Columnist Ryann Sheehy argues that Lori Loughlin, one of the parents who face charges from the college admissions scandal, would have benefited from teaching her daughters about failure instead. 

Next semester, a brand new class of bright-eyed, eager freshmen will burst onto JMU’s campus. They toured plenty of schools, took their SATs, studied hard to get good grades and, finally, chose James Madison as their home away from home for the next four years. Each and every one of them worked hard to share the quad with those who came before them — at least, that’s what one would hope. Most students face adversity during the college admissions process, whether they don’t get the exact SAT score they need or get deferred from early action at their top school. Some parents, however, decide that paying for these obstacles to disappear will give their child unhindered success when the opposite is true.

“Desperate Housewives” actress Felicity Huffman pled guilty May 13 to paying Rick Singer $15,000 to provide her daughter more time to take the SAT. Singer also fixed the test answers so Huffman’s daughter could score 400 points higher. Another parent, Stephen Semprevivo, paid $400,000 for his son to be admitted to Georgetown University as a tennis recruit. First red flag — his son didn’t play high school tennis. Singer has allegedly been paid by many wealthy parents to bribe college coaches and fix college admission test scores. These parents are part of a huge college scam that includes 14 parents who have pled guilty and 19 who pled not guilty.

What these parents have clearly never learned — and what lesson they’ve never taught their children — is that failure is an inevitable and positive experience. Countless valuable lessons can be learned from failure, such as perseverance.
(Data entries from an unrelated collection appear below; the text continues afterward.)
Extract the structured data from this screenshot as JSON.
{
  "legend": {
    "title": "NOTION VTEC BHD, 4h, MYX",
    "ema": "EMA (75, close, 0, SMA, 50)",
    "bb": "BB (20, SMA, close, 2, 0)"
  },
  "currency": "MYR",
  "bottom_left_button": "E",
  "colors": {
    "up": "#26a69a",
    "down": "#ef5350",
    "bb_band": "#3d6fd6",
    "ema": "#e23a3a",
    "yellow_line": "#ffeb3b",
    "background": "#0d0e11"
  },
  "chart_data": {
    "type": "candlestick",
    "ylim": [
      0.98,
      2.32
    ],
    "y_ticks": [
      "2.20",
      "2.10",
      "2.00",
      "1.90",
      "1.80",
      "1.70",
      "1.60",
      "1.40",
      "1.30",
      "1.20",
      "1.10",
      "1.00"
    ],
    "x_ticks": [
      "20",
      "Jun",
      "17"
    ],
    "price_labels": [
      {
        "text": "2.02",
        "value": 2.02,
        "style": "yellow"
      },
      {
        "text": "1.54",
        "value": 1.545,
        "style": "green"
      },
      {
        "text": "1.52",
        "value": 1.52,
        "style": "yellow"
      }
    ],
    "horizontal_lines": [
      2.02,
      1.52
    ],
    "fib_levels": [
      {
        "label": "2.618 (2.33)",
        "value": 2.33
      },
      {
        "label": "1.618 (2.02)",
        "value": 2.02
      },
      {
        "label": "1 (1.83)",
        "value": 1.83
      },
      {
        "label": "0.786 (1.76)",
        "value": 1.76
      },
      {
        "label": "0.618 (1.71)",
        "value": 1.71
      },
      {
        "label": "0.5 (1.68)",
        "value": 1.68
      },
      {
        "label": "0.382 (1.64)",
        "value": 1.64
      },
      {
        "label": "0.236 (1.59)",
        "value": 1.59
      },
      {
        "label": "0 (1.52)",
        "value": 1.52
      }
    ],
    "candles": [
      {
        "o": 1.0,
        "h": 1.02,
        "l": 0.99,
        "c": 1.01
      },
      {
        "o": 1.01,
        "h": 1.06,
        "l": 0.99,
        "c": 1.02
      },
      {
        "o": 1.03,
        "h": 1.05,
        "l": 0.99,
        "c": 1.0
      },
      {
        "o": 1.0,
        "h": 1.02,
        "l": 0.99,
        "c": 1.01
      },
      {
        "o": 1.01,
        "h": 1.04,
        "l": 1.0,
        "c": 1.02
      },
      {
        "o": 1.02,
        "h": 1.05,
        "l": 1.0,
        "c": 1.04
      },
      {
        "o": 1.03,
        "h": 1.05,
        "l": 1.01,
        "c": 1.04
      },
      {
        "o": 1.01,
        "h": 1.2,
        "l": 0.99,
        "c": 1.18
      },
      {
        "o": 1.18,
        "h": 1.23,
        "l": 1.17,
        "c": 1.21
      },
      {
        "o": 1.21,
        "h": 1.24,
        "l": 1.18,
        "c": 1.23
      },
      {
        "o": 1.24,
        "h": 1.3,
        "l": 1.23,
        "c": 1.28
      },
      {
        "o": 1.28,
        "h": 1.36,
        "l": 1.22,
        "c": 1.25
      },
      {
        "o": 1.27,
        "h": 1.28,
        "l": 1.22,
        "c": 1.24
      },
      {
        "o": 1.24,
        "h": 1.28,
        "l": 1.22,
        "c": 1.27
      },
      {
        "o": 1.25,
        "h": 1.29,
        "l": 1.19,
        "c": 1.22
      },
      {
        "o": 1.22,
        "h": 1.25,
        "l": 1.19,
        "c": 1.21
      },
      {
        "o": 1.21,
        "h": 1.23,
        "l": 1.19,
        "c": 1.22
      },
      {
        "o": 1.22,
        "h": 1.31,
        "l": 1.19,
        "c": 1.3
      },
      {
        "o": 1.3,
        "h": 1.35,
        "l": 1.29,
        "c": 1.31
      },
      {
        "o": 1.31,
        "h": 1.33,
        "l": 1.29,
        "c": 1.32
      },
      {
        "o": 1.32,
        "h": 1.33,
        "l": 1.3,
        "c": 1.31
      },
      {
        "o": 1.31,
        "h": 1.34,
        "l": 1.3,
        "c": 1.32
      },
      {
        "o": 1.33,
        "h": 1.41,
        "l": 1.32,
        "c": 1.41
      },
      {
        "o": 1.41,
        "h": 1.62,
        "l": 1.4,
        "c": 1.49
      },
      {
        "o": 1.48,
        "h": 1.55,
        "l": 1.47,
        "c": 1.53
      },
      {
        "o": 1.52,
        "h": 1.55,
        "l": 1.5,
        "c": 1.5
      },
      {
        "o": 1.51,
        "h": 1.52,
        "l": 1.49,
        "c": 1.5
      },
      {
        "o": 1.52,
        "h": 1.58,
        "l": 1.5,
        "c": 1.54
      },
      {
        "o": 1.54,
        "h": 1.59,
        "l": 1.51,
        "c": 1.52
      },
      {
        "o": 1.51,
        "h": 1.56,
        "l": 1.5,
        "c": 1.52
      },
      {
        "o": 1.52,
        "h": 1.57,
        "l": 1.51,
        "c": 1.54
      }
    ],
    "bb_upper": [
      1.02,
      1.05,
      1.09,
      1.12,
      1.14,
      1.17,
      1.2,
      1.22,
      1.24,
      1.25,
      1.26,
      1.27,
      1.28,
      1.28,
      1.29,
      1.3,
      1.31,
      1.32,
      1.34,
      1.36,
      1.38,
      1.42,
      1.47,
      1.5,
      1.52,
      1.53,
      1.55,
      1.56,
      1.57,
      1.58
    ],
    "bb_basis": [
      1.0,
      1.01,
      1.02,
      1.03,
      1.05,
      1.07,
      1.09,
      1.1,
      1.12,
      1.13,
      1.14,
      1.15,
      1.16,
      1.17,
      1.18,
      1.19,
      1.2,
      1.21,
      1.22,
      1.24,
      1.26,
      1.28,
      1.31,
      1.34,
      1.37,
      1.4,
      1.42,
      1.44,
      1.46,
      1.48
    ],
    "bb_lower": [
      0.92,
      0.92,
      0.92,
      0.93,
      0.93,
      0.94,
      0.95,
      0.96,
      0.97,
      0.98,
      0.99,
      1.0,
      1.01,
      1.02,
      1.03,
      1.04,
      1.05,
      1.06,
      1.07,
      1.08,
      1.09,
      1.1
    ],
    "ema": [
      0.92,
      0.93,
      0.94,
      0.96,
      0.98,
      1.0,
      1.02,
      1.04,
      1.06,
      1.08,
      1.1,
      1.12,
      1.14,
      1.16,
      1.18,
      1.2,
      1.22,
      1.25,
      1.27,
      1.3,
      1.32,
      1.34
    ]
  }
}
In a parent’s quest to protect their children from the negative feelings of failure, they can actually make it harder for their children to cope later in life. Mandie Shean writes for “The Conversation” that “failure is not the absence of success, but the experience of failure on the way to success.” Maybe that’s why failure makes such a great talking point in a job interview.

Michael Lindenmayer, a contributor to “Forbes,” lists the five major benefits of failing. First, Lindenmayer suggests that, when someone fails, more clarity may come to an otherwise chaotic situation. Second, failure weeds out friends who don’t have a person’s best interests at heart. The friends that stick around when times are tough are the true “champions.” Third, when someone faces an insurmountable obstacle, that failure may spark creative solutions that are even better than the previous ones. Fourth, failure gives a person grit that leaves them more resilient than before. Fifth, failure can bring about a certain kind of freedom that releases someone from the pressures of perfection or invincibility. The first failure can make others to come feel less monumental.

The parents that are a part of the college cheating scandal are greatly mistaken if they believe that shielding their children from rejection is going to help them in life. Setting a child up to go to a school that is above their academic level may lead to much more failure. College is college: there are schools at all levels that provide a degree, academic challenges, lifelong friends and unforgettable experiences and opportunities.

It’s normal to fall off a bike the first time the training wheels are taken off, it’s normal to bomb a test or two and it’s certainly normal to get rejected from a school that isn’t the right fit. Parents should learn to trust in their children to work hard and make the right decisions that will guide them through their own path — not the path paved by mom and dad’s wallet.

Ryann Sheehy is a sophomore theater and media arts and design double major. Contact Ryann at sheehyrl@dukes.jmu.edu.